Thus we have a fine collection of songs whose velveteen textures only wanted the gloss finish of Kate Brianna’s charming pipes. Her duets with Young are a regular feature of live sets and burnish his pocket ouvre with authentic mid-West chic.
They thrive on gaunt, enigmatic lyrics. ‘Ghost Songs’ is a standout. Bouyed by a simple, irresistible melody, it dances over jaunty countrified licks, anchored to an aching refrain; “leave a light on for an old friend”. ‘Queen of the Plains’ and Breeza occupy the same haunted stratosphere, sparse haikus leaving plenty of room for a majestic vision to unfold between your ears. ‘Wolfe Island Blues’ echoes in the room long after the albums over.
Though they easily ride the current insatiable thirst for Americana, these songs would have found a home in late 80s alternative rock charts or as no-wave dirge anthems.
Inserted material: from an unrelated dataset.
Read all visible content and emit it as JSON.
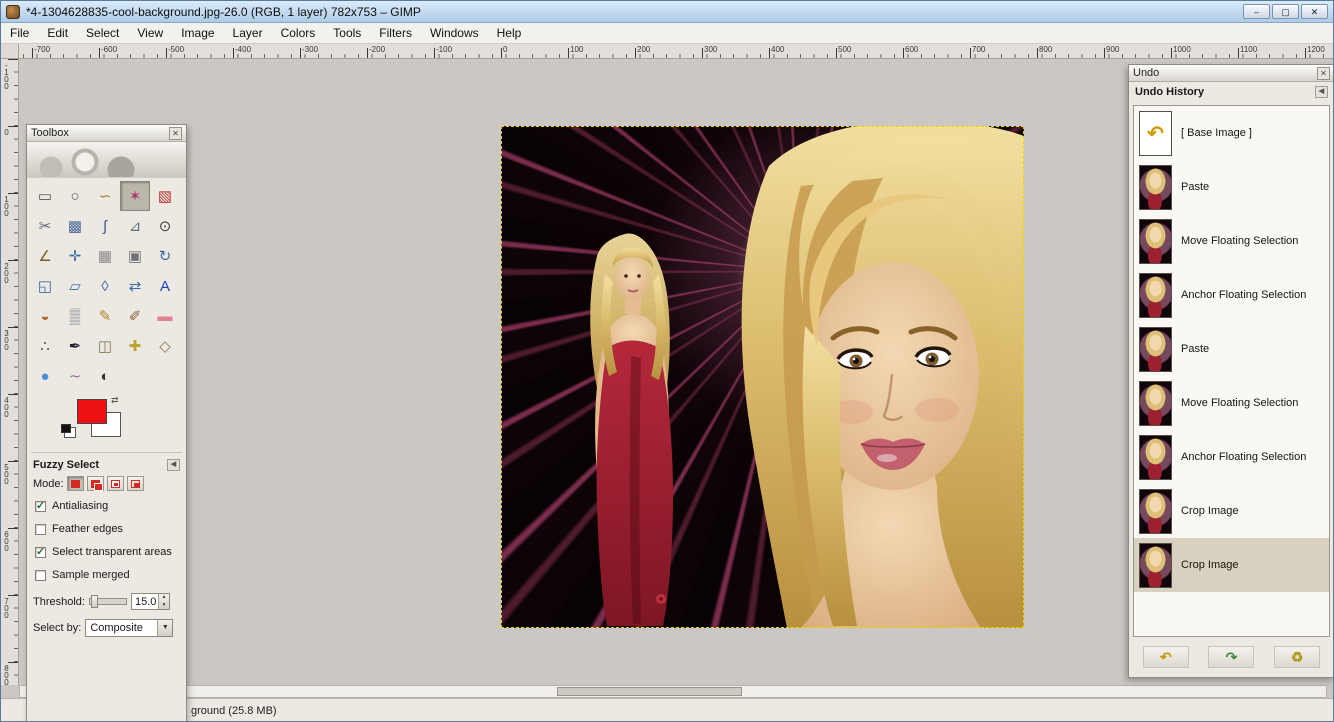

They stand up to the dazzling production and work hard on Young’s increasingly frequent solo outings. Indeed his solo shows demonstrate why these songs, lithe and muscular, stand out in a hi-sheen recording. Quite simply, they’re terrific ballads. Springsteen himself would stand up on somebody’s coffee table and bellow something incomprehensible about ‘em.
Youngy is back from the wilderness and he’s had a shower.